There are two core components to the Fantastic Four: 1. awesome sci-fi superhero excitement, and 2. familial relationships and the drama that comes with them. Every creative team strikes their own balance between these elements, and I’m not here to say one blend is better than any other. I will say that these four issues, the first in a long run written by Steve Englehart, definitely focus hard on the interpersonal stuff (though there’s a healthy dose of action in each issue, too), and the results are great. Almost every character we see, whether they’re part of the titular team or not, has a lot on their respective plates, everyone carrying heavy personal baggage that informs what they do and how they act in interesting ways. There are villains with pathos, heroes who sometimes act like childish jerks, and many characters who seem as though they might break down completely at any second, adding a nice underlying tension to everything else that goes on. All of this is heightened by John Buscema’s expressive artwork, which delivers moments of quiet, brooding reflection with just as much oomph as the most hard-hitting action, and nails everything in between as well. Though these issues are not at all flawless, they’re consistently entertaining, they’re not afraid to make big, bold moves, and they shake up this title effectively and efficiently, which seems to be their primary goal. And they’re a nice reminder that we are all many different thing, that each and every one of us has our own inner turmoils and conflicts to wrestle with, and that these kinds of things don’t necessarily ever resolve for good so much as they grow and change and become more complicated over time. Continue Reading »
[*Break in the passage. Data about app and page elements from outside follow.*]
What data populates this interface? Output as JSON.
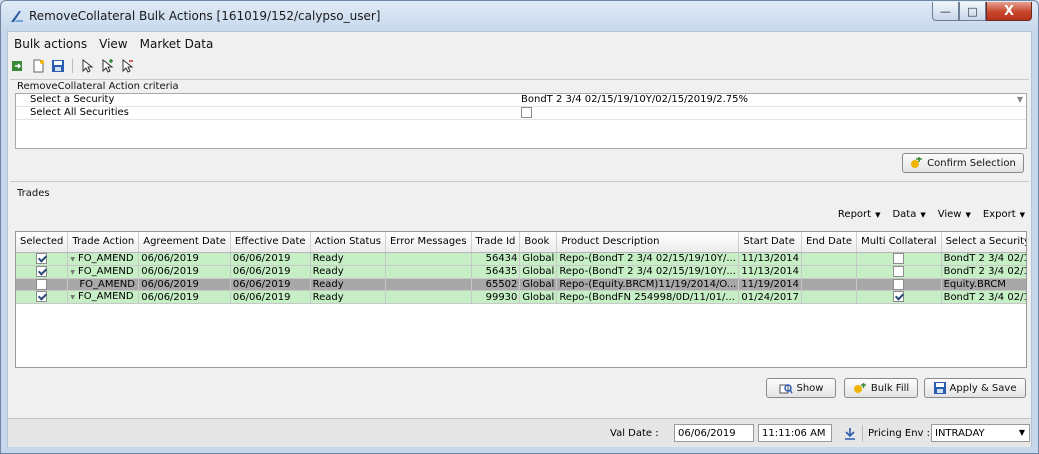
{
  "window": {
    "title": "RemoveCollateral Bulk Actions [161019/152/calypso_user]",
    "controls": {
      "minimize": "—",
      "maximize": "□",
      "close": "X"
    }
  },
  "menu": [
    "Bulk actions",
    "View",
    "Market Data"
  ],
  "toolbar_icons": [
    "load-icon",
    "new-icon",
    "save-icon",
    "pointer-icon",
    "pointer-add-icon",
    "pointer-remove-icon"
  ],
  "criteria": {
    "title": "RemoveCollateral Action criteria",
    "rows": [
      {
        "label": "Select a Security",
        "value": "BondT 2 3/4 02/15/19/10Y/02/15/2019/2.75%"
      },
      {
        "label": "Select All Securities",
        "checked": false
      }
    ],
    "confirm_button": "Confirm Selection"
  },
  "trades": {
    "title": "Trades",
    "report_menu": [
      "Report",
      "Data",
      "View",
      "Export"
    ],
    "columns": [
      "Selected",
      "Trade Action",
      "Agreement Date",
      "Effective Date",
      "Action Status",
      "Error Messages",
      "Trade Id",
      "Book",
      "Product Description",
      "Start Date",
      "End Date",
      "Multi Collateral",
      "Select a Security"
    ],
    "rows": [
      {
        "selected": true,
        "trade_action": "FO_AMEND",
        "has_dropdown": true,
        "agreement_date": "06/06/2019",
        "effective_date": "06/06/2019",
        "action_status": "Ready",
        "error": "",
        "trade_id": "56434",
        "book": "Global",
        "product": "Repo-(BondT 2 3/4 02/15/19/10Y/...",
        "start_date": "11/13/2014",
        "end_date": "",
        "multi_collateral": false,
        "security": "BondT 2 3/4 02/15/...",
        "style": "green"
      },
      {
        "selected": true,
        "trade_action": "FO_AMEND",
        "has_dropdown": true,
        "agreement_date": "06/06/2019",
        "effective_date": "06/06/2019",
        "action_status": "Ready",
        "error": "",
        "trade_id": "56435",
        "book": "Global",
        "product": "Repo-(BondT 2 3/4 02/15/19/10Y/...",
        "start_date": "11/13/2014",
        "end_date": "",
        "multi_collateral": false,
        "security": "BondT 2 3/4 02/15/...",
        "style": "green"
      },
      {
        "selected": false,
        "trade_action": "FO_AMEND",
        "has_dropdown": false,
        "agreement_date": "06/06/2019",
        "effective_date": "06/06/2019",
        "action_status": "Ready",
        "error": "",
        "trade_id": "65502",
        "book": "Global",
        "product": "Repo-(Equity.BRCM)11/19/2014/O...",
        "start_date": "11/19/2014",
        "end_date": "",
        "multi_collateral": false,
        "security": "Equity.BRCM",
        "style": "gray"
      },
      {
        "selected": true,
        "trade_action": "FO_AMEND",
        "has_dropdown": true,
        "agreement_date": "06/06/2019",
        "effective_date": "06/06/2019",
        "action_status": "Ready",
        "error": "",
        "trade_id": "99930",
        "book": "Global",
        "product": "Repo-(BondFN 254998/0D/11/01/...",
        "start_date": "01/24/2017",
        "end_date": "",
        "multi_collateral": true,
        "security": "BondT 2 3/4 02/15/...",
        "style": "green"
      }
    ]
  },
  "actions": {
    "show": "Show",
    "bulk_fill": "Bulk Fill",
    "apply_save": "Apply & Save"
  },
  "status": {
    "val_date_label": "Val Date :",
    "val_date": "06/06/2019",
    "val_time": "11:11:06 AM",
    "pricing_env_label": "Pricing Env :",
    "pricing_env": "INTRADAY"
  },
  "colors": {
    "selected_row": "#c6efc6",
    "excluded_row": "#a8a8a8",
    "save_icon": "#2a5db0"
  }
}
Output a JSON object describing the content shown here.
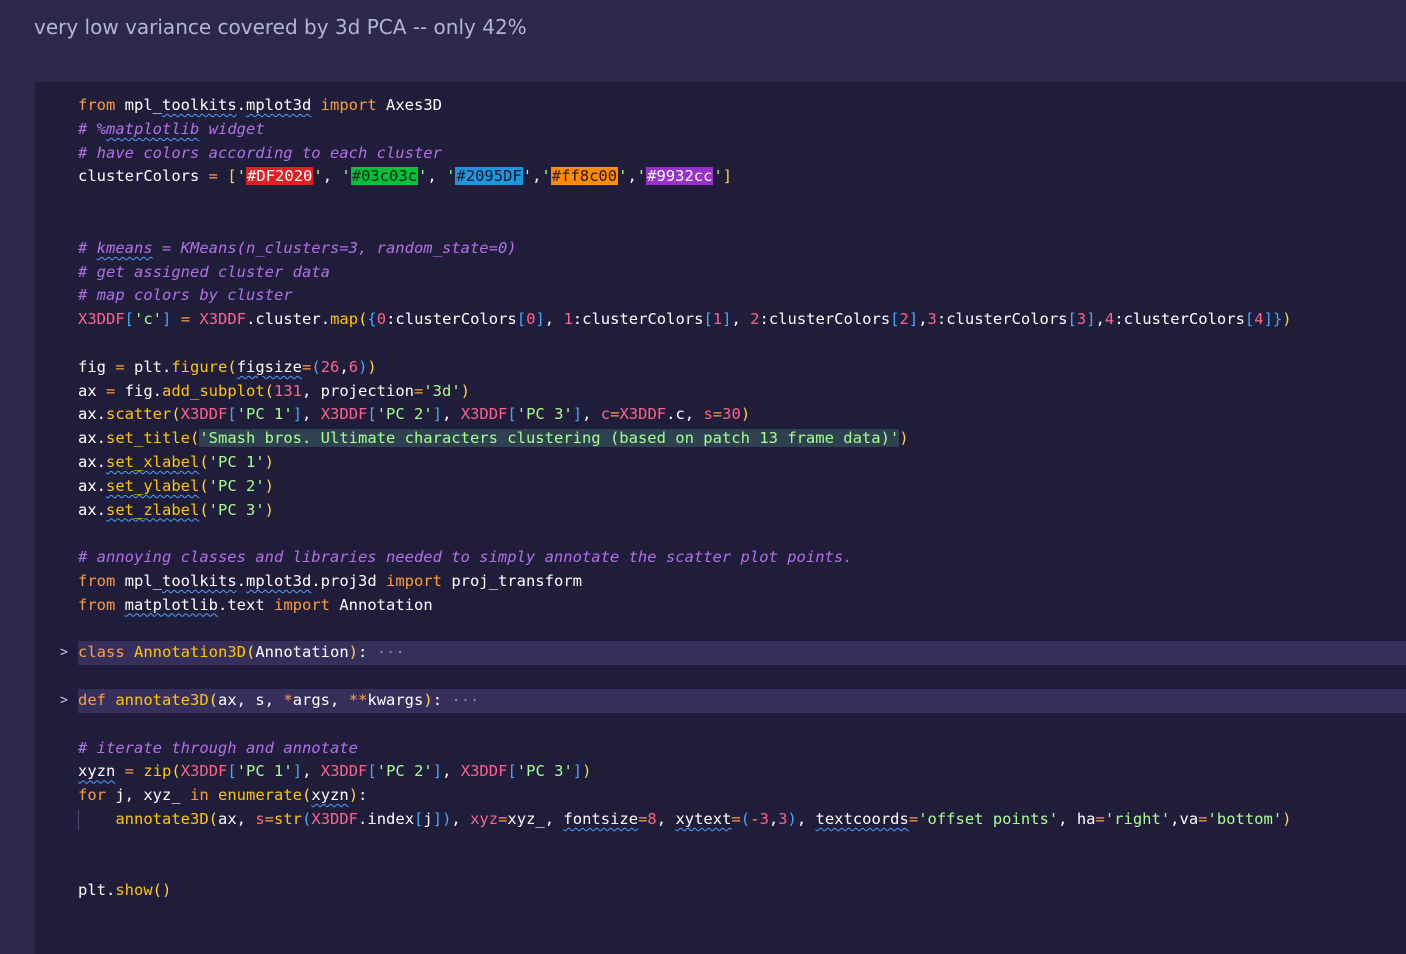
{
  "markdown": {
    "text": "very low variance covered by 3d PCA -- only 42%"
  },
  "colors": {
    "c0": "#DF2020",
    "c1": "#03c03c",
    "c2": "#2095DF",
    "c3": "#ff8c00",
    "c4": "#9932cc"
  },
  "code": {
    "title_string": "'Smash bros. Ultimate characters clustering (based on patch 13 frame data)'",
    "class_name": "Annotation3D",
    "func_name": "annotate3D",
    "ellipsis": "···"
  }
}
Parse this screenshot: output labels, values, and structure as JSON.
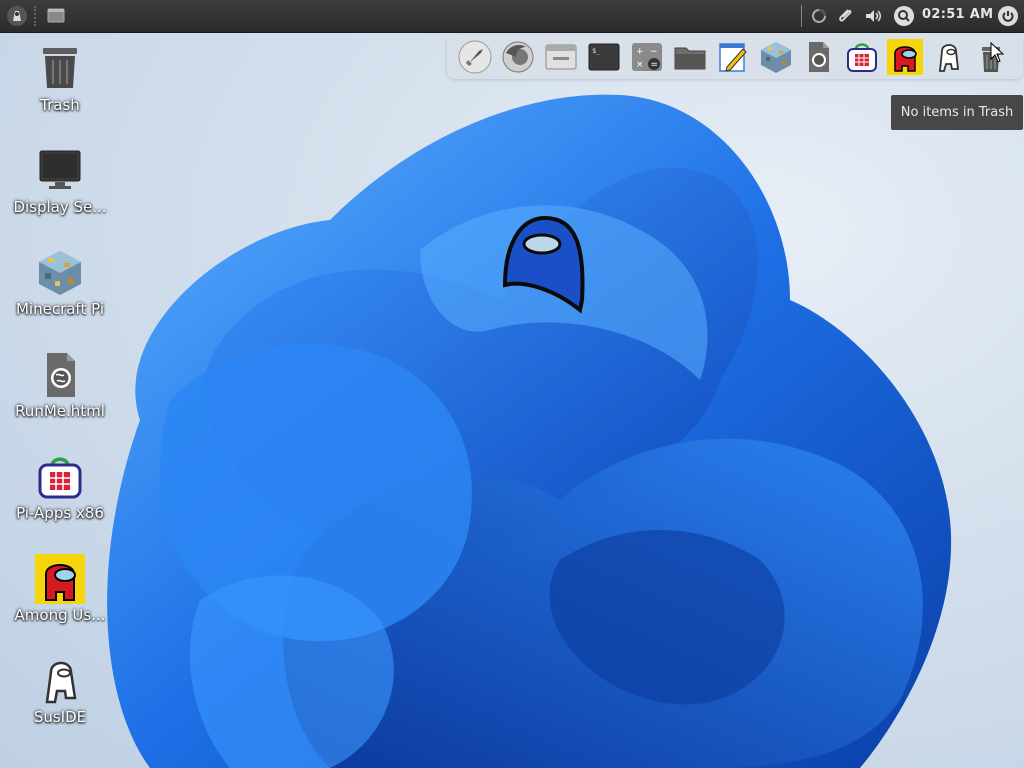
{
  "taskbar": {
    "menu_icon": "app-menu-icon",
    "window_icon": "window-icon",
    "clock": "02:51 AM",
    "tray": [
      "update-spinner-icon",
      "clipboard-icon",
      "volume-icon",
      "search-icon",
      "power-icon"
    ]
  },
  "dock": {
    "items": [
      {
        "name": "launcher",
        "icon": "rocket-icon"
      },
      {
        "name": "firefox",
        "icon": "firefox-icon"
      },
      {
        "name": "app-window",
        "icon": "window-app-icon"
      },
      {
        "name": "terminal",
        "icon": "terminal-icon"
      },
      {
        "name": "calculator",
        "icon": "calculator-icon"
      },
      {
        "name": "file-manager",
        "icon": "folder-icon"
      },
      {
        "name": "text-editor",
        "icon": "text-editor-icon"
      },
      {
        "name": "minecraft-pi",
        "icon": "minecraft-icon"
      },
      {
        "name": "runme-html",
        "icon": "html-file-icon"
      },
      {
        "name": "pi-apps",
        "icon": "pi-apps-icon"
      },
      {
        "name": "among-us",
        "icon": "among-us-icon"
      },
      {
        "name": "susIDE",
        "icon": "susIDE-icon"
      },
      {
        "name": "trash",
        "icon": "trash-icon"
      }
    ]
  },
  "tooltip": {
    "text": "No items in Trash"
  },
  "desktop": {
    "icons": [
      {
        "label": "Trash",
        "icon": "trash-icon"
      },
      {
        "label": "Display Se...",
        "icon": "display-icon"
      },
      {
        "label": "Minecraft Pi",
        "icon": "minecraft-icon"
      },
      {
        "label": "RunMe.html",
        "icon": "html-file-icon"
      },
      {
        "label": "Pi-Apps x86",
        "icon": "pi-apps-icon"
      },
      {
        "label": "Among Us...",
        "icon": "among-us-icon"
      },
      {
        "label": "SusIDE",
        "icon": "susIDE-icon"
      }
    ]
  },
  "colors": {
    "panel": "#2f2f2f",
    "bloom_blue": "#1e6fe6",
    "tooltip_bg": "#474747"
  }
}
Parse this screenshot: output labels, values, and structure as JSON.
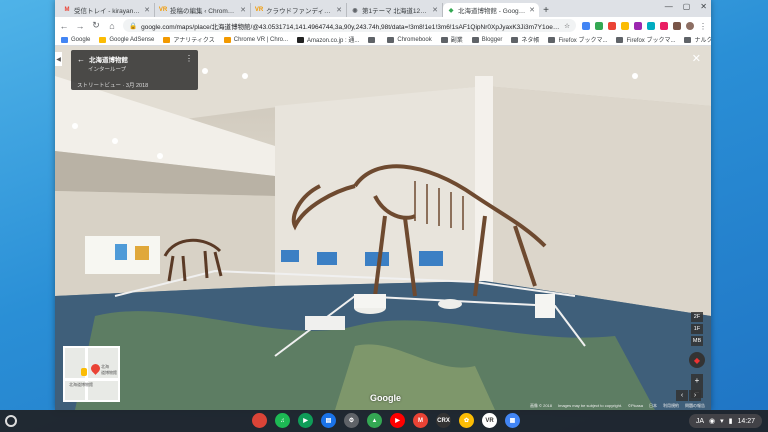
{
  "tabs": [
    {
      "label": "受信トレイ - kirayan4652@gmai",
      "fav": "M",
      "favcolor": "#ea4335",
      "active": false
    },
    {
      "label": "投稿の編集 ‹ Chrome VR — Wo",
      "fav": "VR",
      "favcolor": "#f29900",
      "active": false
    },
    {
      "label": "クラウドファンディングでA",
      "fav": "VR",
      "favcolor": "#f29900",
      "active": false
    },
    {
      "label": "第1テーマ 北海道120万年物語",
      "fav": "◉",
      "favcolor": "#5f6368",
      "active": false
    },
    {
      "label": "北海道博物館 - Google マップ",
      "fav": "◆",
      "favcolor": "#34a853",
      "active": true
    }
  ],
  "newtab": "+",
  "window_controls": {
    "minimize": "—",
    "maximize": "▢",
    "close": "✕"
  },
  "toolbar": {
    "back": "←",
    "forward": "→",
    "reload": "↻",
    "home": "⌂",
    "url": "google.com/maps/place/北海道博物館/@43.0531714,141.4964744,3a,90y,243.74h,98t/data=!3m8!1e1!3m6!1sAF1QipNr0XpJyaxK3Ji3m7Y1oeLCsB5Om..."
  },
  "bookmarks": [
    {
      "label": "Google",
      "color": "#4285f4"
    },
    {
      "label": "Google AdSense",
      "color": "#fbbc04"
    },
    {
      "label": "アナリティクス",
      "color": "#f29900"
    },
    {
      "label": "Chrome VR | Chro...",
      "color": "#f29900"
    },
    {
      "label": "Amazon.co.jp : 通...",
      "color": "#222222"
    },
    {
      "label": "",
      "color": "#5f6368"
    },
    {
      "label": "Chromebook",
      "color": "#5f6368"
    },
    {
      "label": "副業",
      "color": "#5f6368"
    },
    {
      "label": "Blogger",
      "color": "#5f6368"
    },
    {
      "label": "ネタ帳",
      "color": "#5f6368"
    },
    {
      "label": "Firefox ブックマ...",
      "color": "#5f6368"
    },
    {
      "label": "Firefox ブックマ...",
      "color": "#5f6368"
    },
    {
      "label": "ナルク札幌",
      "color": "#5f6368"
    },
    {
      "label": "»",
      "color": "transparent"
    },
    {
      "label": "その他のブックマーク",
      "color": "#5f6368"
    }
  ],
  "streetview": {
    "place_name": "北海道博物館",
    "place_sub": "インターループ",
    "date": "ストリートビュー · 3月 2018",
    "close": "✕",
    "google": "Google",
    "footer": [
      "画像 © 2018",
      "Images may be subject to copyright.",
      "©Picasa",
      "日本",
      "利用規約",
      "問題の報告"
    ],
    "floors": [
      "2F",
      "1F",
      "MB"
    ],
    "zoom_in": "+",
    "zoom_out": "−",
    "prev": "‹",
    "next": "›"
  },
  "minimap": {
    "label_a": "北海道博物館",
    "label_b": "道博物館",
    "label_c": "北海"
  },
  "shelf": {
    "apps": [
      {
        "name": "chrome",
        "glyph": "",
        "color": "#db4437"
      },
      {
        "name": "spotify",
        "glyph": "♫",
        "color": "#1db954"
      },
      {
        "name": "play-store",
        "glyph": "▶",
        "color": "#0f9d58"
      },
      {
        "name": "files",
        "glyph": "▤",
        "color": "#1a73e8"
      },
      {
        "name": "settings",
        "glyph": "⚙",
        "color": "#5f6368"
      },
      {
        "name": "drive",
        "glyph": "▲",
        "color": "#34a853"
      },
      {
        "name": "youtube",
        "glyph": "▶",
        "color": "#ff0000"
      },
      {
        "name": "gmail",
        "glyph": "M",
        "color": "#ea4335"
      },
      {
        "name": "terminal",
        "glyph": "CRX",
        "color": "#333333"
      },
      {
        "name": "photos",
        "glyph": "✿",
        "color": "#fbbc04"
      },
      {
        "name": "vr",
        "glyph": "VR",
        "color": "#ffffff"
      },
      {
        "name": "store",
        "glyph": "▦",
        "color": "#4285f4"
      }
    ],
    "ime": "JA",
    "time": "14:27"
  }
}
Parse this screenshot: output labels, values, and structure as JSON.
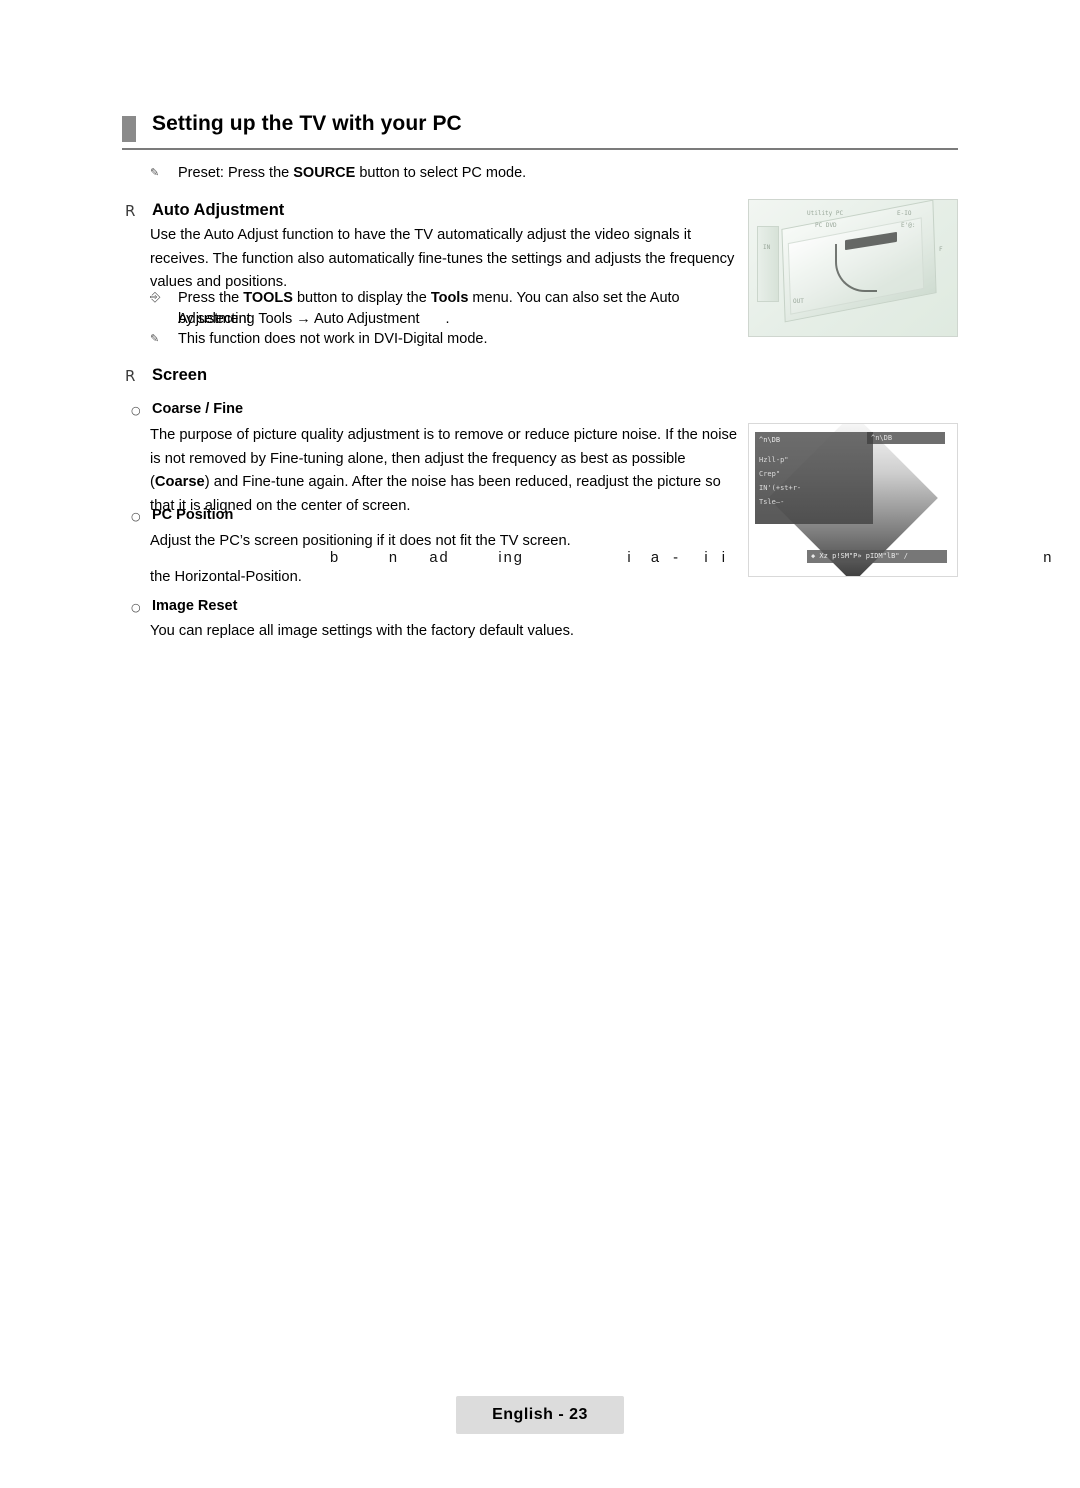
{
  "page": {
    "title": "Setting up the TV with your PC",
    "footer_label": "English - 23"
  },
  "preset_note": {
    "icon": "note-icon",
    "text_a": "Preset: Press the ",
    "text_b": "SOURCE",
    "text_c": " button to select PC mode."
  },
  "auto_adjustment": {
    "mark": "R",
    "heading": "Auto Adjustment",
    "para1": "Use the Auto Adjust function to have the TV automatically adjust the video signals it receives. The function also automatically fine-tunes the settings and adjusts the frequency values and positions.",
    "tools_note": {
      "icon": "tools-icon",
      "part1": "Press the ",
      "bold1": "TOOLS",
      "part2": " button to display the ",
      "bold2": "Tools",
      "part3": " menu. You can also set the Auto Adjustment",
      "line2": "by selecting Tools → Auto Adjustment",
      "line2_tail": "."
    },
    "dvi_note": {
      "icon": "note-icon",
      "text": "This function does not work in DVI-Digital mode."
    }
  },
  "screen": {
    "mark": "R",
    "heading": "Screen",
    "items": [
      {
        "mark": "○",
        "label": "Coarse / Fine",
        "body_a": "The purpose of picture quality adjustment is to remove or reduce picture noise. If the noise is not removed by Fine-tuning alone, then adjust the frequency as best as possible (",
        "body_bold": "Coarse",
        "body_b": ") and Fine-tune again. After the noise has been reduced, readjust the picture so that it is aligned on the center of screen."
      },
      {
        "mark": "○",
        "label": "PC Position",
        "body_a": "Adjust the PC’s screen positioning if it does not fit the TV screen.",
        "body_faded": "b        n     ad        ing                 i   a  -    i  i                                                    n",
        "body_b": "the Horizontal-Position."
      },
      {
        "mark": "○",
        "label": "Image Reset",
        "body_a": "You can replace all image settings with the factory default values."
      }
    ]
  },
  "figure_auto_adjustment": {
    "caption_bits": [
      "Utility PC",
      "E-IO",
      "E'@:",
      "PC DVD",
      "F",
      "IN",
      "OUT"
    ]
  },
  "figure_screen": {
    "menu_title": "^n\\DB",
    "menu_items": [
      "Hzll-p\"",
      "Crep\"",
      "IN'(+st+r-",
      "Tsle—-"
    ],
    "topbar_text": "^n\\DB",
    "bottombar_text": "◆ Xz p!SM\"P» pIDM\"lB\" /"
  }
}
“And for a while things were cold / They were scared down in their holes / The forest that once was green / Was coloured black by those killing machines”
Continue Reading »
Comics Should Be Good accepts review copies. Anything sent to us will (for better or for worse) end up reviewed on the blog. See where to send the review copies.